Painting and Music

2 The Invention of Musical Painting

The basis for the comparison between painting and music shifted in the eighteenth century when the canons were established for those fine arts that were argued to have a common goal by writers on aesthetics (e.g., Charles Batteux, Moses Mendelssohn, Johann Georg Sulzer). The definition of the goal varied depending on the particular author, consisting, for example, in imitation of nature, sensuous perception, or impact on the recipient. And yet painting and music each addressed the sensory organs in their own way. Painting and music were subjected to a paradigmatic comparison and were allocated by means of the categories, respectively, of space, stasis, and understanding to the eye, and of time, movement, and feeling to the ear.

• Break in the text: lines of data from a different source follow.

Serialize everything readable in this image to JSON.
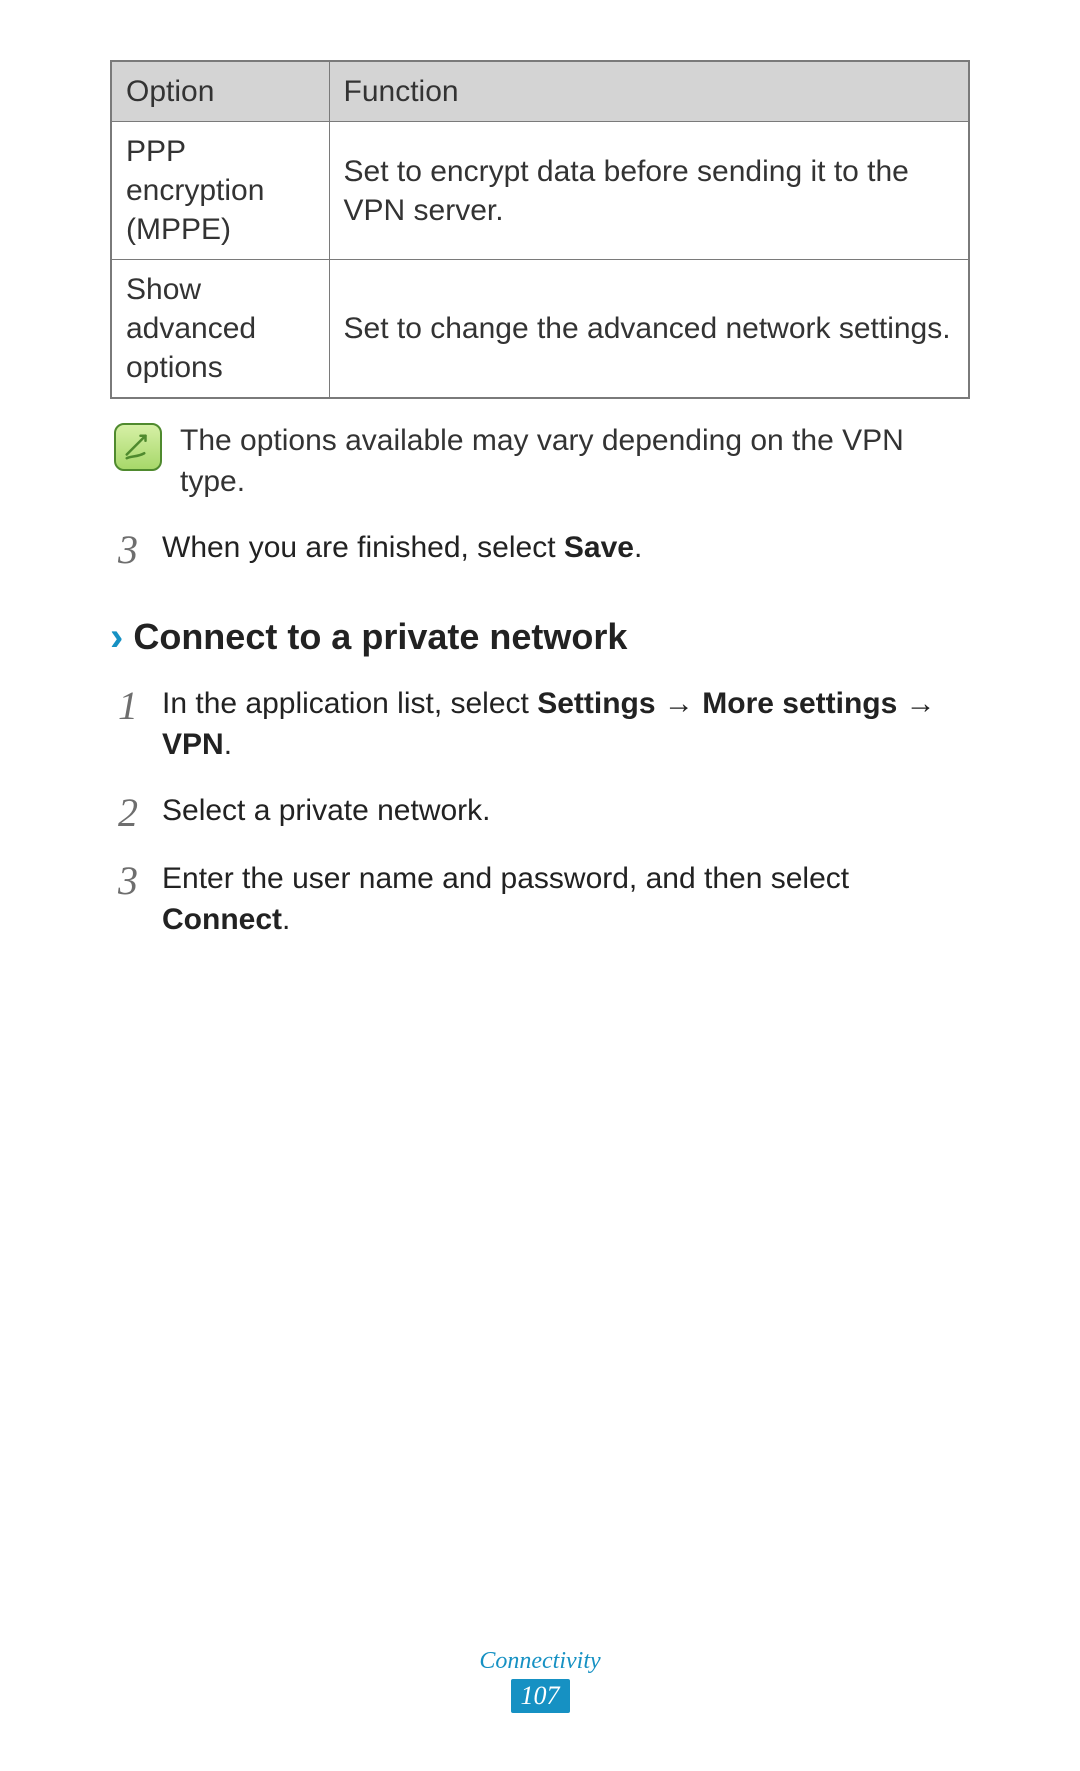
{
  "table": {
    "headers": {
      "option": "Option",
      "function": "Function"
    },
    "rows": [
      {
        "option": "PPP encryption (MPPE)",
        "function": "Set to encrypt data before sending it to the VPN server."
      },
      {
        "option": "Show advanced options",
        "function": "Set to change the advanced network settings."
      }
    ]
  },
  "note": "The options available may vary depending on the VPN type.",
  "step_after_table": {
    "num": "3",
    "text_before": "When you are finished, select ",
    "bold": "Save",
    "text_after": "."
  },
  "section": {
    "chevron": "›",
    "title": "Connect to a private network"
  },
  "steps": [
    {
      "num": "1",
      "parts": [
        {
          "t": "In the application list, select "
        },
        {
          "t": "Settings",
          "b": true
        },
        {
          "t": " → "
        },
        {
          "t": "More settings",
          "b": true
        },
        {
          "t": " → "
        },
        {
          "t": "VPN",
          "b": true
        },
        {
          "t": "."
        }
      ]
    },
    {
      "num": "2",
      "parts": [
        {
          "t": "Select a private network."
        }
      ]
    },
    {
      "num": "3",
      "parts": [
        {
          "t": "Enter the user name and password, and then select "
        },
        {
          "t": "Connect",
          "b": true
        },
        {
          "t": "."
        }
      ]
    }
  ],
  "footer": {
    "label": "Connectivity",
    "page": "107"
  }
}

Towards the end of the eighteenth century, a utopian vision of musical painting that affected the beholder only by means of color and form was described in German Künstlerromane such as Wilhelm Heinse’s Ardinghello and Ludwig Tieck’s Franz Sternbalds Wanderungen [3] Two repositories of musical effect emerged in painting: landscape and color.